▸ DATA FOR ANALYSIS
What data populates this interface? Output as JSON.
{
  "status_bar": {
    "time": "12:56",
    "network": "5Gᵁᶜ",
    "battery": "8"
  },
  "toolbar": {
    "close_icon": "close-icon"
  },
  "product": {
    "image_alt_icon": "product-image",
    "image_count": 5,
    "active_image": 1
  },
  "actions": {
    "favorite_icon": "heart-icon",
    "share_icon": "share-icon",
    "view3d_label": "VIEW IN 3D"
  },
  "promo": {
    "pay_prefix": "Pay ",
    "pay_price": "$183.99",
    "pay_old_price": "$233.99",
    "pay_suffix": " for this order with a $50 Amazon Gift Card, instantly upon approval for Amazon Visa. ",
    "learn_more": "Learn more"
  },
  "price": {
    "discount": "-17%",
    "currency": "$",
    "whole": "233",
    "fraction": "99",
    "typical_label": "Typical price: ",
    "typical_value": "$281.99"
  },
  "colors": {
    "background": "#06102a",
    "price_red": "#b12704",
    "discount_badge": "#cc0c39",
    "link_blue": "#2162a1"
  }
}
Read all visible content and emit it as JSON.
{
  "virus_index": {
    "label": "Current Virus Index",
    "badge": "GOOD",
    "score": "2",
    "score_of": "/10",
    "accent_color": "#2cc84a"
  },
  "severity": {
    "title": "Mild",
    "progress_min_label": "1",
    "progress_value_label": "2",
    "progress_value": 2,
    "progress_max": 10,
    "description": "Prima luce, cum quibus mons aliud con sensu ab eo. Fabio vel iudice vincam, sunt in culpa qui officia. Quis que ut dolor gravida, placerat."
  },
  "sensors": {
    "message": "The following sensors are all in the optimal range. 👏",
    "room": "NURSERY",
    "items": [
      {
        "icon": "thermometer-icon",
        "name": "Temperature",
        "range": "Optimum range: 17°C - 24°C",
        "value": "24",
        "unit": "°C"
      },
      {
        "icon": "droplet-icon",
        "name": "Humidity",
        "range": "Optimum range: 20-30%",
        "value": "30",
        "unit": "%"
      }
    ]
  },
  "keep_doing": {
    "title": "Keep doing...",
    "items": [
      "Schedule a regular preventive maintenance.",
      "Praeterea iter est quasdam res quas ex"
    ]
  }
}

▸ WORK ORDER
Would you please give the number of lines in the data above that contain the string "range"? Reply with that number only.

▸ SOLUTION TO THIS TASK
3